Work mobile phones and laptops may be well-intentioned gifts to encourage flexible working conditions, but according to new research by The Australia Institute, these benefits actually make workers feel obligated to work longer hours.

As part of its National Go Home On Time Day (30 November 2011), The Australia Institute has released the research which indicates the lines between work and home life are becoming increasingly blurred. National Go Home On Time Day, now in its third year, aims to raise awareness of the prevalence of overtime in the workplace, and this year focuses on the concept of ‘polluted time’. Time pollution refers to the way in which, thanks to technology, work can impede upon an employee’s free time at any time.

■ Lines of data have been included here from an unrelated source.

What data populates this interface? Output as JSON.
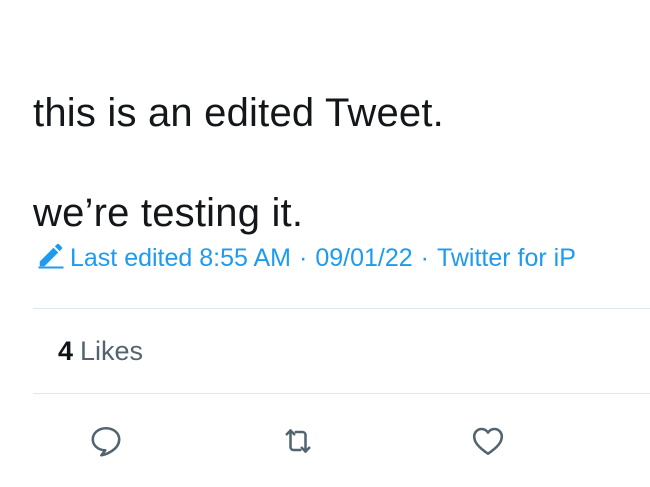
{
  "tweet": {
    "line1": "this is an edited Tweet.",
    "line2": "we’re testing it."
  },
  "meta": {
    "edited_label": "Last edited 8:55 AM",
    "separator": "·",
    "date": "09/01/22",
    "source": "Twitter for iP",
    "icon": "pencil-icon",
    "accent_color": "#1d9bf0"
  },
  "stats": {
    "likes_count": "4",
    "likes_label": "Likes"
  },
  "actions": {
    "reply_icon": "reply-icon",
    "retweet_icon": "retweet-icon",
    "like_icon": "heart-icon",
    "icon_color": "#536471"
  }
}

“Our survey findings suggest that in a workforce of 11.4 million people, some 6.8 million workers experience some degree of time pollution in any given week, while 1.75 million workers regularly have their free time polluted by work demands,” says Josh Fear, deputy director at The Australia Institute.

According to the report, of those surveyed, 60 per cent reported they had done work outside of their normal working hours within that week. Of those who had been given a device by their employer, seven out of eight said they had worked outside of normal working hours, compared with 52 per cent of those without a device. The most common intrusion on free time was email, even more so than phone calls, meetings or travel.

“Many workers consider their laptops and smartphones as a perk of their job, but those same devices can also invade free time,” says Fear. “Australians already work some of the longest hours in the developed world, and technology often exacerbates the problem rather than relieving it by making people perpetually on-call.”